He only wanted to stop him but Zod, being purposeless now, had descended to madness and was on his way to get his revenge: “This ends only one way, Kal: either you die or I do.”

Zod wasn’t going to stop. Superman tried his best to stop him but then, at the end, he had to kill him to save the family. That way, he chose the humans over his own kind even if that meant him being alone now. If Superman hadn’t snapped, Zod would’ve caused more destruction because he wasn’t interested in talking. This idea is further explored in “Batman v Superman” where a commentator wonders about the scenario in which “Superman could’ve saved your child (World), but on principle, we did not want him to act”

Henry Cavill as Superman in “Batman v Superman” (2016). Photo courtesy of Warner Media

When has Superman said he would never kill? That’s the easy way out, if it works, no hero would kill, but they have no choice, they have to use justified violence for the greater good, as argued in the “just war” theory.

Superman, in “The Death Of Superman”, moments before he entered the battle against Doomsday, said, “Believe me when I say I wish that violence wasn’t necessary, but violence is the price we pay to accomplish the greater good. As heroes we choose to protect that which is good.”

Superman, even when he doesn’t know who to trust, even when he’s questioning his own existence, chose Earth over his own kind and he cut the Gordian Knot by killing Zod.

Superman is often seen as a symbol of the perfect world, as someone who can’t make mistakes but we as humans are born to make mistakes and if we consider Superman as one of our own, we have got to accept that he can make mistakes too. We expect too much from him but he’s just a kid from Kansas trying to do the right thing.

Even when the bomb went off in the Capitol, everyone made a big fuss, with negative reactions like “Why is he so depressed? Why is he not saving them? Why is he crying? I don’t remember a sad Superman! This is not the Superman I know and love from the comics and the movies!”

Imagine being in his position, standing in the middle of ruins wondering why you couldn’t see the bomb and why are humans killing each other just to prove you a monster? What has he ever done? Was Pa Kent right? The world wasn’t ready. He was right when he said the world would fear what they don’t understand and so was Martha when she said “people hate what they don’t understand”. At that point, anyone would lose the hope in them.

No one would want to stay in a world where people kill their own kind for chaos. How can someone wanna stay knowing that they’re the reason the world is quarrelling?
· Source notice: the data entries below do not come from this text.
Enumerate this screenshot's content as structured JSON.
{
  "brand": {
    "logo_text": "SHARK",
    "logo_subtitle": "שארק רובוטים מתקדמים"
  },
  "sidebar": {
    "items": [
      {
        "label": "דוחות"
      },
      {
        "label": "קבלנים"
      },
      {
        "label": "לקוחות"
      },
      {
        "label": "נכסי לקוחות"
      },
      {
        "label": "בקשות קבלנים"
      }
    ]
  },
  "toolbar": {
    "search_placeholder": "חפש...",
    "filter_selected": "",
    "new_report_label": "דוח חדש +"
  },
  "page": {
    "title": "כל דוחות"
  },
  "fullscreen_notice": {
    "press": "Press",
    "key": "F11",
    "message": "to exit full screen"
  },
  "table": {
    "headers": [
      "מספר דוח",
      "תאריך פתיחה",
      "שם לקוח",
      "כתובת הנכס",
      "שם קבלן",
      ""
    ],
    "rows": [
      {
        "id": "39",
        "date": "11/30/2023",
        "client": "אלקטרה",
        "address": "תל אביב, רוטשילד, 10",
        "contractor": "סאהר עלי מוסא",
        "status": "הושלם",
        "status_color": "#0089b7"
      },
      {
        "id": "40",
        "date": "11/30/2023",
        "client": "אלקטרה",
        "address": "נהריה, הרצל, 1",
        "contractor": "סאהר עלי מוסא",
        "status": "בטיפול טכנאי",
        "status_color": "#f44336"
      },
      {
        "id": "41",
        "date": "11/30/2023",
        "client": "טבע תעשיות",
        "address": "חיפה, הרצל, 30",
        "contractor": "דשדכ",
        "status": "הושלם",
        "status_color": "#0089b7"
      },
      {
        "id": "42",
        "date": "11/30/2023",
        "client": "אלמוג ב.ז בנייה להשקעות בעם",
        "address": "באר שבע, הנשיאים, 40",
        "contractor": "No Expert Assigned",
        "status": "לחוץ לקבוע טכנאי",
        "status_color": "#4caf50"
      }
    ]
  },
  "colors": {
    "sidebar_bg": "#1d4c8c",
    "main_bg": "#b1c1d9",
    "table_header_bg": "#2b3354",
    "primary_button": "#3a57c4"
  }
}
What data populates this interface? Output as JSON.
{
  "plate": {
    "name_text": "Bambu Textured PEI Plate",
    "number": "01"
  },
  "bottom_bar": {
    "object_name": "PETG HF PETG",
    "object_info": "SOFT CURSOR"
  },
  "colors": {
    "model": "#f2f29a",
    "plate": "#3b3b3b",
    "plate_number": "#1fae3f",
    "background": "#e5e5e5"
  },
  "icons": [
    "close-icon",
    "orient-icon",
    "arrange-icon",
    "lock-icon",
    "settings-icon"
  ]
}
With great power comes great responsibility, but with such responsibility, also comes anxiety and constant existential crisis.

At first, his father, Jonathan Kent, only wanted him to be careful so that the government doesn’t find out, but then he knew Clark had to wait. Jonathan literally died just to prove that he loves the world and would do anything for it but all we see are negative reactions from the general public that prove the sad lessons in the movies.

His sacrifice was how the world realized he was only here to help, and when he returned, he wasn’t holding back or was confused because now, people knew he wasn’t the enemy. They knew he wasn’t a monster or a god but just a friend who’s here to help.

This shows how “Batman v Superman” predicted the audience even before it ever came out. It’s okay to look up to him but we have to let him be. Otherwise what are we talking about here?
Must there be a Superman?

Jainam Turakhia

Jainam Turakhia has been a fan of DC for as long as he can remember, but what really tickles his inner creativity is Zack Snyder's vision for the DC Universe. From there Turakhia has traveled to a lot of destinations exploring works of other artists who make movies or write books/comics. Zack Snyder however, is always his hometown. He loves watching, and analyzing, anything and everything. Still a student from India studying Chartered Accountancy, Turakhia's passion for stories doesn't seem to end.

Leave a Reply

Previous Story

The Superman shield and why I wear it

Next Story

Building atop the foundation: Why the SnyderVerse needs to thrive on

Latest from Opinion

How I met my Superman

What would Superman do? A question probably everyone has heard and/or asked at least once in their